Requirement:
How many lines in these records hold the string "Orders"? State only that number.

Dataset records:
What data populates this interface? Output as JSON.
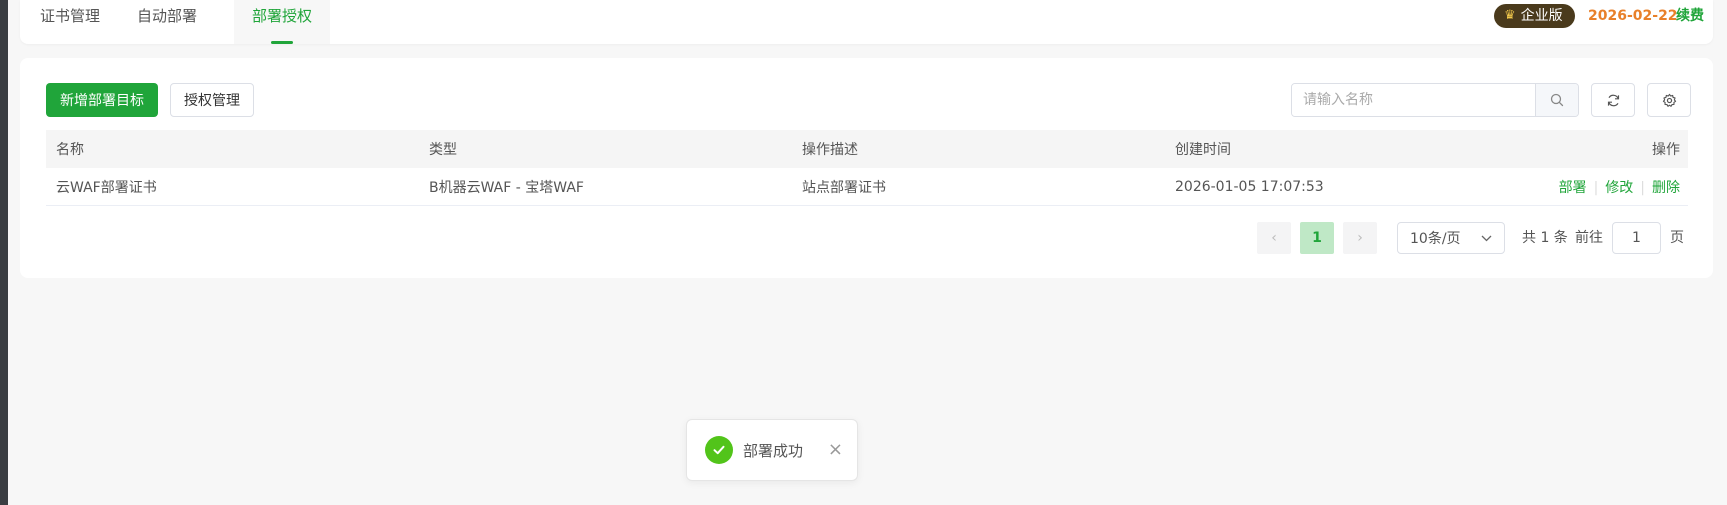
{
  "tabs": [
    {
      "label": "证书管理"
    },
    {
      "label": "自动部署"
    },
    {
      "label": "部署授权"
    }
  ],
  "header": {
    "edition_label": "企业版",
    "expire_date": "2026-02-22",
    "renew_label": "续费"
  },
  "toolbar": {
    "add_target_label": "新增部署目标",
    "auth_manage_label": "授权管理",
    "search_placeholder": "请输入名称"
  },
  "table": {
    "columns": [
      "名称",
      "类型",
      "操作描述",
      "创建时间",
      "操作"
    ],
    "rows": [
      {
        "name": "云WAF部署证书",
        "type": "B机器云WAF - 宝塔WAF",
        "description": "站点部署证书",
        "created": "2026-01-05 17:07:53",
        "actions": [
          "部署",
          "修改",
          "删除"
        ]
      }
    ]
  },
  "pagination": {
    "current_page": "1",
    "page_size": "10条/页",
    "total_text": "共 1 条",
    "goto_label": "前往",
    "goto_value": "1",
    "page_unit": "页"
  },
  "toast": {
    "message": "部署成功"
  },
  "colors": {
    "accent": "#20a53a",
    "expire": "#e8802a",
    "success": "#52c41a"
  }
}
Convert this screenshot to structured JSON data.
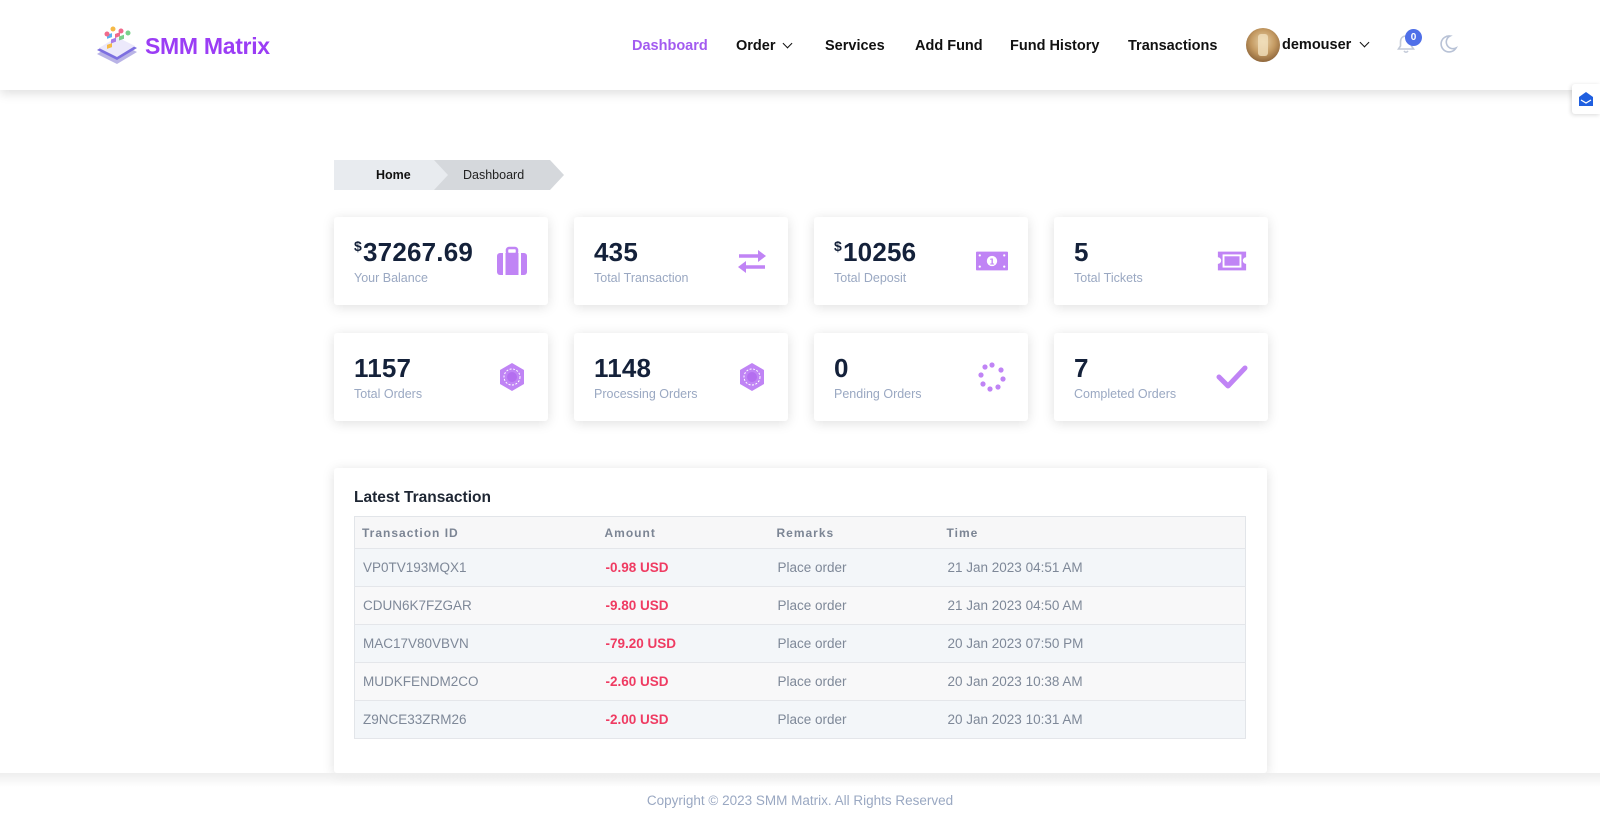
{
  "brand": {
    "name": "SMM Matrix",
    "accent_color": "#9b3df5"
  },
  "nav": {
    "items": [
      {
        "label": "Dashboard",
        "active": true
      },
      {
        "label": "Order",
        "has_dropdown": true
      },
      {
        "label": "Services"
      },
      {
        "label": "Add Fund"
      },
      {
        "label": "Fund History"
      },
      {
        "label": "Transactions"
      }
    ]
  },
  "user": {
    "name": "demouser",
    "notification_count": "0"
  },
  "breadcrumb": {
    "home": "Home",
    "current": "Dashboard"
  },
  "stats": [
    {
      "currency": "$",
      "value": "37267.69",
      "label": "Your Balance",
      "icon": "briefcase-icon"
    },
    {
      "currency": "",
      "value": "435",
      "label": "Total Transaction",
      "icon": "exchange-arrows-icon"
    },
    {
      "currency": "$",
      "value": "10256",
      "label": "Total Deposit",
      "icon": "money-bill-icon"
    },
    {
      "currency": "",
      "value": "5",
      "label": "Total Tickets",
      "icon": "ticket-icon"
    },
    {
      "currency": "",
      "value": "1157",
      "label": "Total Orders",
      "icon": "hexagon-gear-icon"
    },
    {
      "currency": "",
      "value": "1148",
      "label": "Processing Orders",
      "icon": "hexagon-gear-icon"
    },
    {
      "currency": "",
      "value": "0",
      "label": "Pending Orders",
      "icon": "spinner-dots-icon"
    },
    {
      "currency": "",
      "value": "7",
      "label": "Completed Orders",
      "icon": "check-icon"
    }
  ],
  "latest_transaction": {
    "title": "Latest Transaction",
    "columns": [
      "Transaction ID",
      "Amount",
      "Remarks",
      "Time"
    ],
    "rows": [
      {
        "id": "VP0TV193MQX1",
        "amount": "-0.98 USD",
        "remarks": "Place order",
        "time": "21 Jan 2023 04:51 AM"
      },
      {
        "id": "CDUN6K7FZGAR",
        "amount": "-9.80 USD",
        "remarks": "Place order",
        "time": "21 Jan 2023 04:50 AM"
      },
      {
        "id": "MAC17V80VBVN",
        "amount": "-79.20 USD",
        "remarks": "Place order",
        "time": "20 Jan 2023 07:50 PM"
      },
      {
        "id": "MUDKFENDM2CO",
        "amount": "-2.60 USD",
        "remarks": "Place order",
        "time": "20 Jan 2023 10:38 AM"
      },
      {
        "id": "Z9NCE33ZRM26",
        "amount": "-2.00 USD",
        "remarks": "Place order",
        "time": "20 Jan 2023 10:31 AM"
      }
    ]
  },
  "footer": {
    "text": "Copyright © 2023 SMM Matrix. All Rights Reserved"
  },
  "colors": {
    "icon_purple": "#c084f5",
    "negative_amount": "#ef3b62",
    "nav_active": "#a35bf0",
    "badge": "#4f6fe8"
  }
}
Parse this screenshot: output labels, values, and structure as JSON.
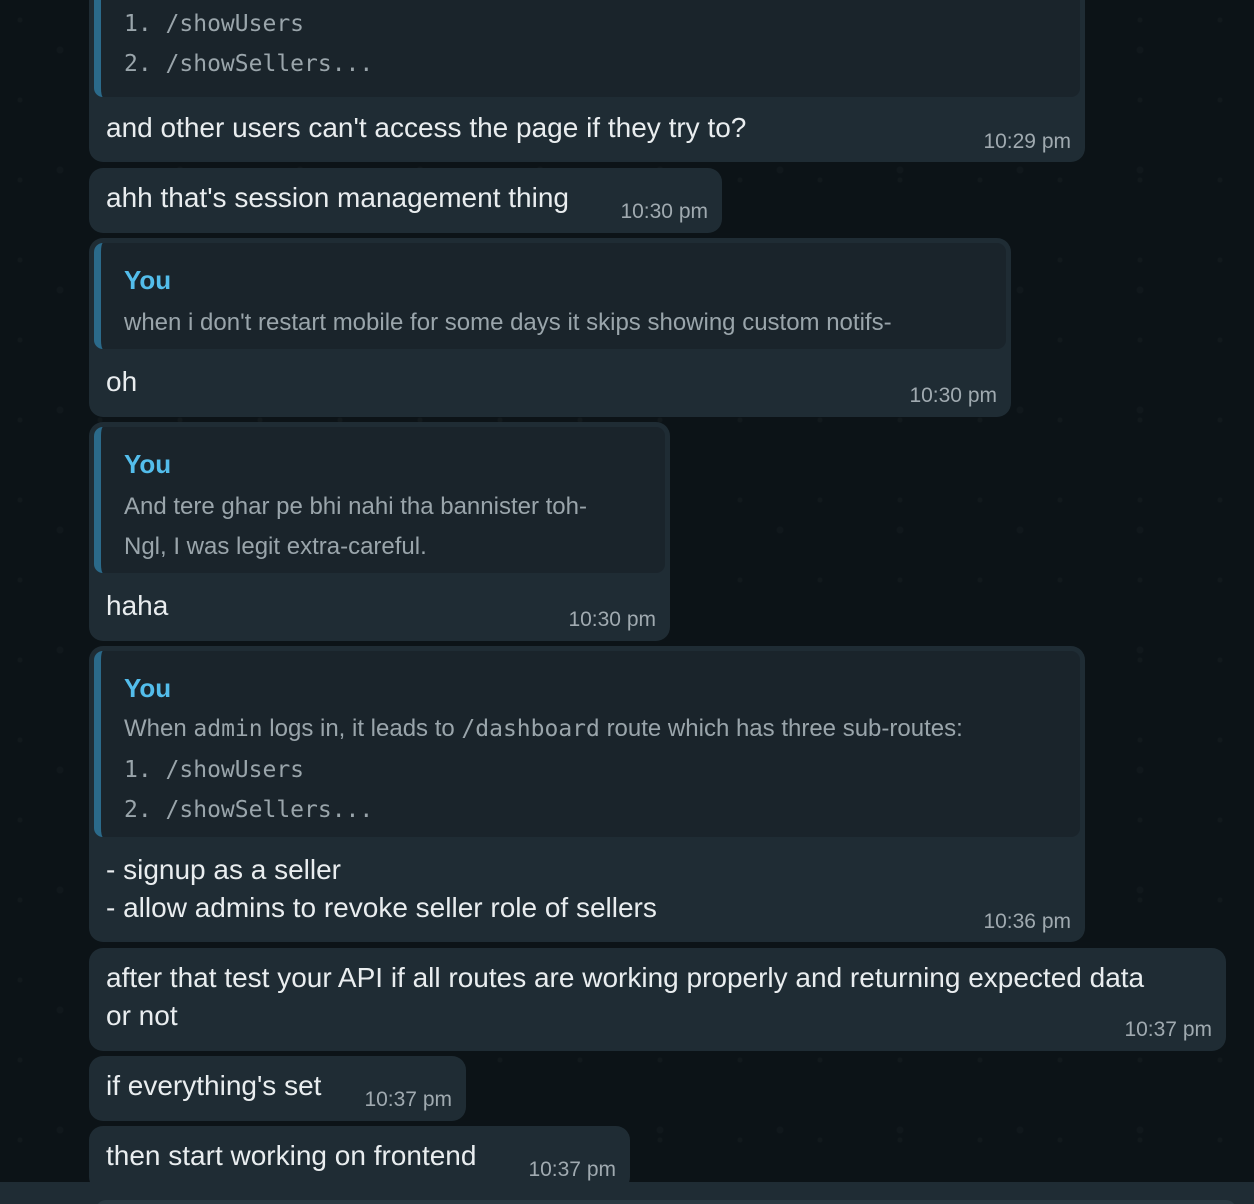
{
  "messages": [
    {
      "quote_lines": [
        "1. /showUsers",
        "2. /showSellers..."
      ],
      "text": "and other users can't access the page if they try to?",
      "time": "10:29 pm"
    },
    {
      "text": "ahh that's session management thing",
      "time": "10:30 pm"
    },
    {
      "quote_author": "You",
      "quote_lines": [
        "when i don't restart mobile for some days it skips showing custom notifs-"
      ],
      "text": "oh",
      "time": "10:30 pm"
    },
    {
      "quote_author": "You",
      "quote_lines": [
        "And tere ghar pe bhi nahi tha bannister toh-",
        "Ngl, I was legit extra-careful."
      ],
      "text": "haha",
      "time": "10:30 pm"
    },
    {
      "quote_author": "You",
      "quote_intro": {
        "part1": "When",
        "code1": "admin",
        "part2": "logs in, it leads to",
        "code2": "/dashboard",
        "part3": "route which has three sub-routes:"
      },
      "quote_lines": [
        "1. /showUsers",
        "2. /showSellers..."
      ],
      "text_lines": [
        "- signup as a seller",
        "- allow admins to revoke seller role of sellers"
      ],
      "time": "10:36 pm"
    },
    {
      "text_lines": [
        "after that test your API if all routes are working properly and returning expected data",
        "or not"
      ],
      "time": "10:37 pm"
    },
    {
      "text": "if everything's set",
      "time": "10:37 pm"
    },
    {
      "text": "then start working on frontend",
      "time": "10:37 pm"
    }
  ]
}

Solution to the exercise:
4